Top of Record excerpts

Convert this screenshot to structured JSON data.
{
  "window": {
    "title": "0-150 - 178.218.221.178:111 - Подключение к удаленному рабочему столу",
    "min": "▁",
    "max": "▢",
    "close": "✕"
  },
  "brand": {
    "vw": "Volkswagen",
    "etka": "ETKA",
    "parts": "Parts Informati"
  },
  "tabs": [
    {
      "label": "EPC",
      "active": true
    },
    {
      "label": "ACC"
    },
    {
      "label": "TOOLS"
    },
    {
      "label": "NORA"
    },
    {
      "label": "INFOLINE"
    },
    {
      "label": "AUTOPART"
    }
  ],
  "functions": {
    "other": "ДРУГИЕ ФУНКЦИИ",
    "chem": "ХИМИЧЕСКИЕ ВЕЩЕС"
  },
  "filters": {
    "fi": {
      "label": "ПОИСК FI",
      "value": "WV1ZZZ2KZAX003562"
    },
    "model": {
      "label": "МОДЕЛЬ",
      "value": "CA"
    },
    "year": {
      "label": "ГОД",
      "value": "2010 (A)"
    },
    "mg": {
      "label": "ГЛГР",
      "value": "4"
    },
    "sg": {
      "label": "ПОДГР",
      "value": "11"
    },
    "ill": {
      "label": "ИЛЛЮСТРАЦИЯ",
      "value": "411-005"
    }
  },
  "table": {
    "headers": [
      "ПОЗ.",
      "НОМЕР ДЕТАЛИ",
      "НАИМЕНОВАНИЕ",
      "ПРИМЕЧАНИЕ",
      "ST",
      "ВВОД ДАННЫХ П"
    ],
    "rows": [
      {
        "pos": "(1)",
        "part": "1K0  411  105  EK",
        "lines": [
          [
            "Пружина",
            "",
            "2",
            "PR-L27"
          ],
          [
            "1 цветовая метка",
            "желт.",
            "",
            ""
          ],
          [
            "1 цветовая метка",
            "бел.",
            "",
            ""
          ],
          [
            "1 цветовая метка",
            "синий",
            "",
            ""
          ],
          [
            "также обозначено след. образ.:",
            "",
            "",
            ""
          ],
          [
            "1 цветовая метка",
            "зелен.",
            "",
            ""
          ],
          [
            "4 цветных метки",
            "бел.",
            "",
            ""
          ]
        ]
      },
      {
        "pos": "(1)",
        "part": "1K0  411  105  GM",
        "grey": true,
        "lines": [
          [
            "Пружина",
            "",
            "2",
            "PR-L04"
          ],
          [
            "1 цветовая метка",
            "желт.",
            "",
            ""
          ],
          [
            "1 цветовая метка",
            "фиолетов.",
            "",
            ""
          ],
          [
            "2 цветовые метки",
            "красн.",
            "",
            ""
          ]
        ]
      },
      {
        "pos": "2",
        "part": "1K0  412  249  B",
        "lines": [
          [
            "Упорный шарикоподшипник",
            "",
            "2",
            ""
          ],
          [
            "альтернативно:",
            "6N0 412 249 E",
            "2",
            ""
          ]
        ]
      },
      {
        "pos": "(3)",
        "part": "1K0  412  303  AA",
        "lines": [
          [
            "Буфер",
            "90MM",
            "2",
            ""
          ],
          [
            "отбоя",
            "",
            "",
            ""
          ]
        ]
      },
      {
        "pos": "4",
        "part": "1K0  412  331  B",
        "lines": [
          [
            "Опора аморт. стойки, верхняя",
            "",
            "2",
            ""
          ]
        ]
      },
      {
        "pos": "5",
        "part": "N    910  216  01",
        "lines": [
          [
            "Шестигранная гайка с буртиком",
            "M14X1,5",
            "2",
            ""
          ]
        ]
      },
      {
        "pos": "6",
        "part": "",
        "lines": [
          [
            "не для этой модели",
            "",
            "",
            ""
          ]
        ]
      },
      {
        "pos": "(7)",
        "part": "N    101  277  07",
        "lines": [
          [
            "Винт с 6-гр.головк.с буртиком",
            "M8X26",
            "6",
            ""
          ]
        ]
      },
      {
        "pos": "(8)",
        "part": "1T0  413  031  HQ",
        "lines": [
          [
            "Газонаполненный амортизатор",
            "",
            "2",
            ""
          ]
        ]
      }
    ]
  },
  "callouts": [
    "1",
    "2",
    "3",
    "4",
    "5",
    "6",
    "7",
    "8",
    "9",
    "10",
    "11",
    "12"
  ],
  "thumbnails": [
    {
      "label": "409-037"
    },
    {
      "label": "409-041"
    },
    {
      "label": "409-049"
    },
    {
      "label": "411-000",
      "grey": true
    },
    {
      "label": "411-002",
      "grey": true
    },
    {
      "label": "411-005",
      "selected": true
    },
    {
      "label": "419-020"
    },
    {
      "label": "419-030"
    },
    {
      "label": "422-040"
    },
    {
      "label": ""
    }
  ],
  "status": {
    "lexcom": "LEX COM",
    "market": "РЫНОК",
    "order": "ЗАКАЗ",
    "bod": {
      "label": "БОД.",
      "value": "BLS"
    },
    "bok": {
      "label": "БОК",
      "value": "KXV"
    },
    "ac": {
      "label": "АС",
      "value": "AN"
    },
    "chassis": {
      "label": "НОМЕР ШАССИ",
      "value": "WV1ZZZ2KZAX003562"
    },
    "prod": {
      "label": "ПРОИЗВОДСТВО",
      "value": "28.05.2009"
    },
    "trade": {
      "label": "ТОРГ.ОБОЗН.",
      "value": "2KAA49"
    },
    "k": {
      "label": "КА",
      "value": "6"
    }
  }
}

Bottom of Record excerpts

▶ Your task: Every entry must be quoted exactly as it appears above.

▶ Response to the exercise:
Convert this screenshot to structured JSON data.
{
  "window": {
    "title": "0-150 - 178.218.221.178:111 - Подключение к удаленному рабочему столу",
    "min": "▁",
    "max": "▢",
    "close": "✕"
  },
  "brand": {
    "vw": "Volkswagen",
    "etka": "ETKA",
    "parts": "Parts Informati"
  },
  "tabs": [
    {
      "label": "EPC",
      "active": true
    },
    {
      "label": "ACC"
    },
    {
      "label": "TOOLS"
    },
    {
      "label": "NORA"
    },
    {
      "label": "INFOLINE"
    },
    {
      "label": "AUTOPART"
    }
  ],
  "functions": {
    "other": "ДРУГИЕ ФУНКЦИИ",
    "chem": "ХИМИЧЕСКИЕ ВЕЩЕС"
  },
  "filters": {
    "fi": {
      "label": "ПОИСК FI",
      "value": "WV1ZZZ2KZAX003562"
    },
    "model": {
      "label": "МОДЕЛЬ",
      "value": "CA"
    },
    "year": {
      "label": "ГОД",
      "value": "2010 (A)"
    },
    "mg": {
      "label": "ГЛГР",
      "value": "4"
    },
    "sg": {
      "label": "ПОДГР",
      "value": "11"
    },
    "ill": {
      "label": "ИЛЛЮСТРАЦИЯ",
      "value": "411-005"
    }
  },
  "table": {
    "headers": [
      "ПОЗ.",
      "НОМЕР ДЕТАЛИ",
      "НАИМЕНОВАНИЕ",
      "ПРИМЕЧАНИЕ",
      "ST",
      "ВВОД ДАННЫХ П"
    ],
    "rows": [
      {
        "pos": "(1)",
        "part": "1K0  411  105  EK",
        "lines": [
          [
            "Пружина",
            "",
            "2",
            "PR-L27"
          ],
          [
            "1 цветовая метка",
            "желт.",
            "",
            ""
          ],
          [
            "1 цветовая метка",
            "бел.",
            "",
            ""
          ],
          [
            "1 цветовая метка",
            "синий",
            "",
            ""
          ],
          [
            "также обозначено след. образ.:",
            "",
            "",
            ""
          ],
          [
            "1 цветовая метка",
            "зелен.",
            "",
            ""
          ],
          [
            "4 цветных метки",
            "бел.",
            "",
            ""
          ]
        ]
      },
      {
        "pos": "(1)",
        "part": "1K0  411  105  GM",
        "grey": true,
        "lines": [
          [
            "Пружина",
            "",
            "2",
            "PR-L04"
          ],
          [
            "1 цветовая метка",
            "желт.",
            "",
            ""
          ],
          [
            "1 цветовая метка",
            "фиолетов.",
            "",
            ""
          ],
          [
            "2 цветовые метки",
            "красн.",
            "",
            ""
          ]
        ]
      },
      {
        "pos": "2",
        "part": "1K0  412  249  B",
        "lines": [
          [
            "Упорный шарикоподшипник",
            "",
            "2",
            ""
          ],
          [
            "альтернативно:",
            "6N0 412 249 E",
            "2",
            ""
          ]
        ]
      },
      {
        "pos": "(3)",
        "part": "1K0  412  303  AA",
        "lines": [
          [
            "Буфер",
            "90MM",
            "2",
            ""
          ],
          [
            "отбоя",
            "",
            "",
            ""
          ]
        ]
      },
      {
        "pos": "4",
        "part": "1K0  412  331  B",
        "lines": [
          [
            "Опора аморт. стойки, верхняя",
            "",
            "2",
            ""
          ]
        ]
      },
      {
        "pos": "5",
        "part": "N    910  216  01",
        "lines": [
          [
            "Шестигранная гайка с буртиком",
            "M14X1,5",
            "2",
            ""
          ]
        ]
      },
      {
        "pos": "6",
        "part": "",
        "lines": [
          [
            "не для этой модели",
            "",
            "",
            ""
          ]
        ]
      },
      {
        "pos": "(7)",
        "part": "N    101  277  07",
        "lines": [
          [
            "Винт с 6-гр.головк.с буртиком",
            "M8X26",
            "6",
            ""
          ]
        ]
      },
      {
        "pos": "(8)",
        "part": "1T0  413  031  HQ",
        "lines": [
          [
            "Газонаполненный амортизатор",
            "",
            "2",
            ""
          ]
        ]
      }
    ]
  },
  "callouts": [
    "1",
    "2",
    "3",
    "4",
    "5",
    "6",
    "7",
    "8",
    "9",
    "10",
    "11",
    "12"
  ],
  "thumbnails": [
    {
      "label": "409-037"
    },
    {
      "label": "409-041"
    },
    {
      "label": "409-049"
    },
    {
      "label": "411-000",
      "grey": true
    },
    {
      "label": "411-002",
      "grey": true
    },
    {
      "label": "411-005",
      "selected": true
    },
    {
      "label": "419-020"
    },
    {
      "label": "419-030"
    },
    {
      "label": "422-040"
    },
    {
      "label": ""
    }
  ],
  "status": {
    "lexcom": "LEX COM",
    "market": "РЫНОК",
    "order": "ЗАКАЗ",
    "bod": {
      "label": "БОД.",
      "value": "BLS"
    },
    "bok": {
      "label": "БОК",
      "value": "KXV"
    },
    "ac": {
      "label": "АС",
      "value": "AN"
    },
    "chassis": {
      "label": "НОМЕР ШАССИ",
      "value": "WV1ZZZ2KZAX003562"
    },
    "prod": {
      "label": "ПРОИЗВОДСТВО",
      "value": "28.05.2009"
    },
    "trade": {
      "label": "ТОРГ.ОБОЗН.",
      "value": "2KAA49"
    },
    "k": {
      "label": "КА",
      "value": "6"
    }
  }
}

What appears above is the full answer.